Goal of the exercise: Nothing may differ between your reply and the listing that follows.

Materials provided:
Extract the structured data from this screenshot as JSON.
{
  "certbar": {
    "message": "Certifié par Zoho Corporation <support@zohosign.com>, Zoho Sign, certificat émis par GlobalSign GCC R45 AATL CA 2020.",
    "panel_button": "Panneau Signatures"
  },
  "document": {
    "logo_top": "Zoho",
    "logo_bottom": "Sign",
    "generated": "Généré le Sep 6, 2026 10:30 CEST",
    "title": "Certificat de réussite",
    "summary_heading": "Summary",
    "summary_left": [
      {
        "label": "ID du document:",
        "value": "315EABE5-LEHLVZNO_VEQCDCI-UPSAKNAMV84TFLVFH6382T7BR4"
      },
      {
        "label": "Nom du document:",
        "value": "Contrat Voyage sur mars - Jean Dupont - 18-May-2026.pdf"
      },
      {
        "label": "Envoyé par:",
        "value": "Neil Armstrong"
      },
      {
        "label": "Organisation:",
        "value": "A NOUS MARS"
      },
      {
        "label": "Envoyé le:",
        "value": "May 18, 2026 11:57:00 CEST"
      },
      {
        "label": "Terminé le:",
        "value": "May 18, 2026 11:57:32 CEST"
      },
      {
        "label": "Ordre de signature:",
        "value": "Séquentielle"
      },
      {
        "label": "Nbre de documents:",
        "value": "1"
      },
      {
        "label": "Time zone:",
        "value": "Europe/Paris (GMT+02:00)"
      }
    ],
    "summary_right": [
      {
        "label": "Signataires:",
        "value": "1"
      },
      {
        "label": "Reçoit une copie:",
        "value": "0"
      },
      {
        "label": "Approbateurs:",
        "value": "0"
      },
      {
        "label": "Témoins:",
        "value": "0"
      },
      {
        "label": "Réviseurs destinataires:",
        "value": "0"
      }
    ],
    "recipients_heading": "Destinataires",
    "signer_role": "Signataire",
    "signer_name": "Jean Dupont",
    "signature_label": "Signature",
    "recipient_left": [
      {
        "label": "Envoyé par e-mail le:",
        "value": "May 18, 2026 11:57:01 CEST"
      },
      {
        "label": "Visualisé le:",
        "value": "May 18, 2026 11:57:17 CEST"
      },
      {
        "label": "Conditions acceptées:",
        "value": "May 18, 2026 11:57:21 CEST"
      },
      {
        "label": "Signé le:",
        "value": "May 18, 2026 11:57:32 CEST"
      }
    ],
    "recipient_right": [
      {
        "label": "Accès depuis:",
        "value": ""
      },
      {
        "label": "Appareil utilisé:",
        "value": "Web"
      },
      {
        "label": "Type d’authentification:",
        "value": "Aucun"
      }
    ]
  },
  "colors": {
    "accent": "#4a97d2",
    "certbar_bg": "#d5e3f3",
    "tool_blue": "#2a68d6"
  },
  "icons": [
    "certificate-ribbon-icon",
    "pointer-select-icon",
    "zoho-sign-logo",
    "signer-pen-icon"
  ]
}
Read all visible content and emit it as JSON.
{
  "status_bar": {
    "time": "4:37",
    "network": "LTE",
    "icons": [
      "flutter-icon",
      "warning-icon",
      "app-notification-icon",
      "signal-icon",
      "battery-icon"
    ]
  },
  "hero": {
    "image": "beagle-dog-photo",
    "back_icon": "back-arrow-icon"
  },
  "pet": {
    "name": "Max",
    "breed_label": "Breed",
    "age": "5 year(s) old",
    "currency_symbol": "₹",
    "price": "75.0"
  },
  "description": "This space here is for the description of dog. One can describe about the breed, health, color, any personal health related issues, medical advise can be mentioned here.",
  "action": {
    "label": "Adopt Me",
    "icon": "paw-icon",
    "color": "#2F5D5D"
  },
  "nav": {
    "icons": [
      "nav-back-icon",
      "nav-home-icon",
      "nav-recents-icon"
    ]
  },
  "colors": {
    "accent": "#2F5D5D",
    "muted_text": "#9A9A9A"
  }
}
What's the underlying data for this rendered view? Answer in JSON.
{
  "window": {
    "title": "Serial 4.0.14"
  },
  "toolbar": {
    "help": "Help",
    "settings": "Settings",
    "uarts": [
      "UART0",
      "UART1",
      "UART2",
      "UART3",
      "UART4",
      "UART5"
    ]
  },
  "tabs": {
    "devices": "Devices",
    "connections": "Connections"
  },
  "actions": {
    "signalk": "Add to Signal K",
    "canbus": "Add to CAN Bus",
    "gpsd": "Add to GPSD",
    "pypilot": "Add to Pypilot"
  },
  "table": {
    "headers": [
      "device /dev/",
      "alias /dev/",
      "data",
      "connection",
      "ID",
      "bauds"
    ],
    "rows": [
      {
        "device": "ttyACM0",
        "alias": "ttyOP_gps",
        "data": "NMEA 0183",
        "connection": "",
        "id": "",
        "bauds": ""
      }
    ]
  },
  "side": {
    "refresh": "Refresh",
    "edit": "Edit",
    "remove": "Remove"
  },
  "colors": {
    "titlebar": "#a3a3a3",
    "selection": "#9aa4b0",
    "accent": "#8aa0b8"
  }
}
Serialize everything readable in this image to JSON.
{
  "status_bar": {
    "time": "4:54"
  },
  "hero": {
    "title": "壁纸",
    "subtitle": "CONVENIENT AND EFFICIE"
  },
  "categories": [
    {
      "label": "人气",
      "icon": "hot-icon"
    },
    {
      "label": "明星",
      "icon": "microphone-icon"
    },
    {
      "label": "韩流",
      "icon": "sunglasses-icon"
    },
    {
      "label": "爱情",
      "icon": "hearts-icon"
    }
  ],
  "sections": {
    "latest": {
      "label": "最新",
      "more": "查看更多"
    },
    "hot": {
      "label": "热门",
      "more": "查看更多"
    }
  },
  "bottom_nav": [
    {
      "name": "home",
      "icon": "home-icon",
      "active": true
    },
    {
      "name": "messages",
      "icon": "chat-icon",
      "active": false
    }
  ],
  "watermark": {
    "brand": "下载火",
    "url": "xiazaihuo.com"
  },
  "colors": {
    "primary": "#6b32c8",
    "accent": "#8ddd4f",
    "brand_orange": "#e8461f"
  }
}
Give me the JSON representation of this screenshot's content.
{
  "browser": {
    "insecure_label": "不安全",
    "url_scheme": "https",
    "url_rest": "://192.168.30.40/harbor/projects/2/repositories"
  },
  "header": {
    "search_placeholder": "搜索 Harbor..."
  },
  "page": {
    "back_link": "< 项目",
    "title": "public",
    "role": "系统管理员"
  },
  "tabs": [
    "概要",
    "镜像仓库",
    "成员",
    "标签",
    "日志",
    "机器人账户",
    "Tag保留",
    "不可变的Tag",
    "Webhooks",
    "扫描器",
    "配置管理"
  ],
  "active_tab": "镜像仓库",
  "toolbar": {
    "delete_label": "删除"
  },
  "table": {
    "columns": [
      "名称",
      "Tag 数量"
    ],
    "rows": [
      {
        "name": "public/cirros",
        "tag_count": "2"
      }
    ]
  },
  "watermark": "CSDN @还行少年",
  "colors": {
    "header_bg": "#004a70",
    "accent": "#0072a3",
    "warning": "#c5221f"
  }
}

Solved exercise:
Extract the structured data from this screenshot as JSON.
{
  "certbar": {
    "message": "Certifié par Zoho Corporation <support@zohosign.com>, Zoho Sign, certificat émis par GlobalSign GCC R45 AATL CA 2020.",
    "panel_button": "Panneau Signatures"
  },
  "document": {
    "logo_top": "Zoho",
    "logo_bottom": "Sign",
    "generated": "Généré le Sep 6, 2026 10:30 CEST",
    "title": "Certificat de réussite",
    "summary_heading": "Summary",
    "summary_left": [
      {
        "label": "ID du document:",
        "value": "315EABE5-LEHLVZNO_VEQCDCI-UPSAKNAMV84TFLVFH6382T7BR4"
      },
      {
        "label": "Nom du document:",
        "value": "Contrat Voyage sur mars - Jean Dupont - 18-May-2026.pdf"
      },
      {
        "label": "Envoyé par:",
        "value": "Neil Armstrong"
      },
      {
        "label": "Organisation:",
        "value": "A NOUS MARS"
      },
      {
        "label": "Envoyé le:",
        "value": "May 18, 2026 11:57:00 CEST"
      },
      {
        "label": "Terminé le:",
        "value": "May 18, 2026 11:57:32 CEST"
      },
      {
        "label": "Ordre de signature:",
        "value": "Séquentielle"
      },
      {
        "label": "Nbre de documents:",
        "value": "1"
      },
      {
        "label": "Time zone:",
        "value": "Europe/Paris (GMT+02:00)"
      }
    ],
    "summary_right": [
      {
        "label": "Signataires:",
        "value": "1"
      },
      {
        "label": "Reçoit une copie:",
        "value": "0"
      },
      {
        "label": "Approbateurs:",
        "value": "0"
      },
      {
        "label": "Témoins:",
        "value": "0"
      },
      {
        "label": "Réviseurs destinataires:",
        "value": "0"
      }
    ],
    "recipients_heading": "Destinataires",
    "signer_role": "Signataire",
    "signer_name": "Jean Dupont",
    "signature_label": "Signature",
    "recipient_left": [
      {
        "label": "Envoyé par e-mail le:",
        "value": "May 18, 2026 11:57:01 CEST"
      },
      {
        "label": "Visualisé le:",
        "value": "May 18, 2026 11:57:17 CEST"
      },
      {
        "label": "Conditions acceptées:",
        "value": "May 18, 2026 11:57:21 CEST"
      },
      {
        "label": "Signé le:",
        "value": "May 18, 2026 11:57:32 CEST"
      }
    ],
    "recipient_right": [
      {
        "label": "Accès depuis:",
        "value": ""
      },
      {
        "label": "Appareil utilisé:",
        "value": "Web"
      },
      {
        "label": "Type d’authentification:",
        "value": "Aucun"
      }
    ]
  },
  "colors": {
    "accent": "#4a97d2",
    "certbar_bg": "#d5e3f3",
    "tool_blue": "#2a68d6"
  },
  "icons": [
    "certificate-ribbon-icon",
    "pointer-select-icon",
    "zoho-sign-logo",
    "signer-pen-icon"
  ]
}
Read all visible content and emit it as JSON.
{
  "status_bar": {
    "time": "4:37",
    "network": "LTE",
    "icons": [
      "flutter-icon",
      "warning-icon",
      "app-notification-icon",
      "signal-icon",
      "battery-icon"
    ]
  },
  "hero": {
    "image": "beagle-dog-photo",
    "back_icon": "back-arrow-icon"
  },
  "pet": {
    "name": "Max",
    "breed_label": "Breed",
    "age": "5 year(s) old",
    "currency_symbol": "₹",
    "price": "75.0"
  },
  "description": "This space here is for the description of dog. One can describe about the breed, health, color, any personal health related issues, medical advise can be mentioned here.",
  "action": {
    "label": "Adopt Me",
    "icon": "paw-icon",
    "color": "#2F5D5D"
  },
  "nav": {
    "icons": [
      "nav-back-icon",
      "nav-home-icon",
      "nav-recents-icon"
    ]
  },
  "colors": {
    "accent": "#2F5D5D",
    "muted_text": "#9A9A9A"
  }
}
What's the underlying data for this rendered view? Answer in JSON.
{
  "window": {
    "title": "Serial 4.0.14"
  },
  "toolbar": {
    "help": "Help",
    "settings": "Settings",
    "uarts": [
      "UART0",
      "UART1",
      "UART2",
      "UART3",
      "UART4",
      "UART5"
    ]
  },
  "tabs": {
    "devices": "Devices",
    "connections": "Connections"
  },
  "actions": {
    "signalk": "Add to Signal K",
    "canbus": "Add to CAN Bus",
    "gpsd": "Add to GPSD",
    "pypilot": "Add to Pypilot"
  },
  "table": {
    "headers": [
      "device /dev/",
      "alias /dev/",
      "data",
      "connection",
      "ID",
      "bauds"
    ],
    "rows": [
      {
        "device": "ttyACM0",
        "alias": "ttyOP_gps",
        "data": "NMEA 0183",
        "connection": "",
        "id": "",
        "bauds": ""
      }
    ]
  },
  "side": {
    "refresh": "Refresh",
    "edit": "Edit",
    "remove": "Remove"
  },
  "colors": {
    "titlebar": "#a3a3a3",
    "selection": "#9aa4b0",
    "accent": "#8aa0b8"
  }
}
Serialize everything readable in this image to JSON.
{
  "status_bar": {
    "time": "4:54"
  },
  "hero": {
    "title": "壁纸",
    "subtitle": "CONVENIENT AND EFFICIE"
  },
  "categories": [
    {
      "label": "人气",
      "icon": "hot-icon"
    },
    {
      "label": "明星",
      "icon": "microphone-icon"
    },
    {
      "label": "韩流",
      "icon": "sunglasses-icon"
    },
    {
      "label": "爱情",
      "icon": "hearts-icon"
    }
  ],
  "sections": {
    "latest": {
      "label": "最新",
      "more": "查看更多"
    },
    "hot": {
      "label": "热门",
      "more": "查看更多"
    }
  },
  "bottom_nav": [
    {
      "name": "home",
      "icon": "home-icon",
      "active": true
    },
    {
      "name": "messages",
      "icon": "chat-icon",
      "active": false
    }
  ],
  "watermark": {
    "brand": "下载火",
    "url": "xiazaihuo.com"
  },
  "colors": {
    "primary": "#6b32c8",
    "accent": "#8ddd4f",
    "brand_orange": "#e8461f"
  }
}
Give me the JSON representation of this screenshot's content.
{
  "browser": {
    "insecure_label": "不安全",
    "url_scheme": "https",
    "url_rest": "://192.168.30.40/harbor/projects/2/repositories"
  },
  "header": {
    "search_placeholder": "搜索 Harbor..."
  },
  "page": {
    "back_link": "< 项目",
    "title": "public",
    "role": "系统管理员"
  },
  "tabs": [
    "概要",
    "镜像仓库",
    "成员",
    "标签",
    "日志",
    "机器人账户",
    "Tag保留",
    "不可变的Tag",
    "Webhooks",
    "扫描器",
    "配置管理"
  ],
  "active_tab": "镜像仓库",
  "toolbar": {
    "delete_label": "删除"
  },
  "table": {
    "columns": [
      "名称",
      "Tag 数量"
    ],
    "rows": [
      {
        "name": "public/cirros",
        "tag_count": "2"
      }
    ]
  },
  "watermark": "CSDN @还行少年",
  "colors": {
    "header_bg": "#004a70",
    "accent": "#0072a3",
    "warning": "#c5221f"
  }
}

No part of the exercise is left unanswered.